That is the only way they can be written in our heart! We have to do them! And that's from a Protestant commentary. So let's go back there, to Deuteronomy 6, which they were commenting on.
Deuteronomy 6:4-7 Hear, O Israel. The LORD our God, is one LORD. And you shall love the LORD your God with all your heart, and with all your soul, and with all your might. And these words, which I command you this day, shall be in your heart. And you shall teach them diligently unto your children, and shall talk of them when you sit in your house, and when you walk by the way, and when you lie down, and when you rise up.
He's covering every aspect of every day. They have to be thought on. They have to be used for life. They have to be practiced, practiced, practiced. We have to go through drill, drill, drill. We have to commit them to memory. We have to make ourselves, if need be, yield to them. That's our part in this circumcision, because human nature is going to put up a fight. It doesn't want to yield.
Deuteronomy 6:8 And you shall bind them for a sign...
That's something that can be seen. Remember that a sign authenticates what cannot necessarily be seen. [For example,] you see a sign on the road that says "Columbia, SC—77 miles." You believe the sign, that Columbia is 77 miles down the road. It is pointing to something that cannot be seen. A person cannot see that the law of God is written in your heart. But when you obey them, it points to where these things are. They are here [in the heart], where you can't see.
Deuteronomy 6:8-9 And you shall bind them for a sign upon your hand [And so when you do your work, it is done like God would do it—as best we possibly can.], and they shall be as frontlets between your eyes. [That's where we think. And so we are thinking all the time, about how we can apply the law of God.] And you shall write them upon the posts of your house, and on your gates.
There is the process, in a nutshell. The Commandments of God are to be our constant companion in thoughts, in word, and in work. And if they are done away, how can one become holy as God is holy? It is by living and using God's law in our daily experience—combined with the Spirit of God—that we become transformed to the image of Christ.
And so what has happened is that they have left out a very important step in God's purpose.
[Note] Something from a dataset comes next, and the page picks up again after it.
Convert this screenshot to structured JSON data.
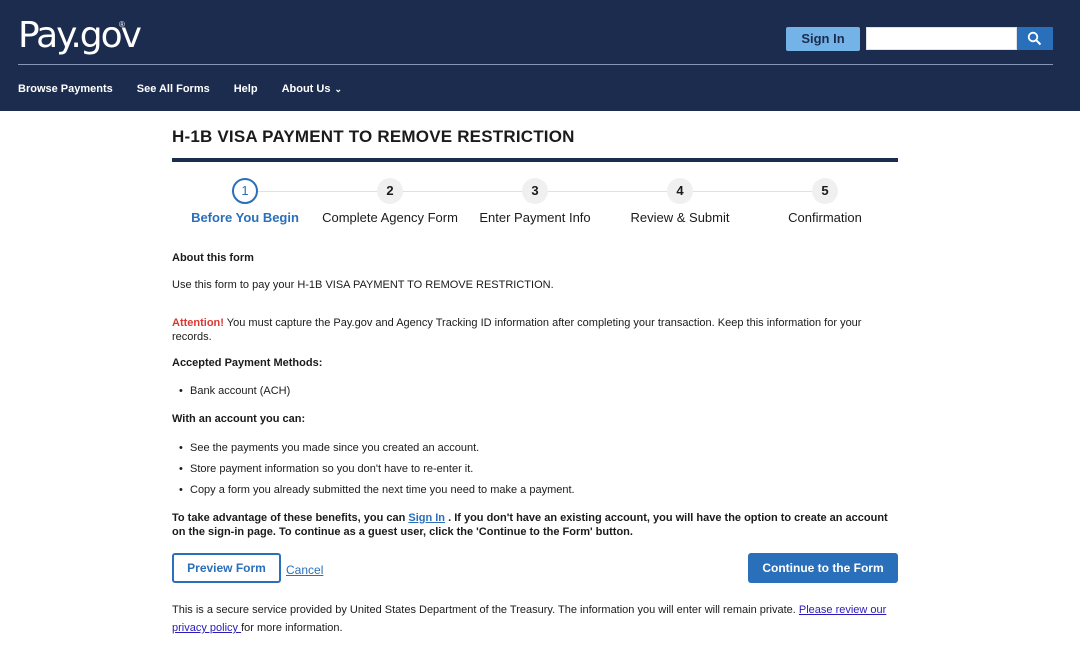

They have reduced God's purpose to a two-step operation. The first one is "justified," and then one is "saved." But they have either left out or reduced to unimportance the VERY IMPORTANT in-between step! The in-between step is called, in the Bible, sanctification. And, God willing, that is what we are going to go into next week.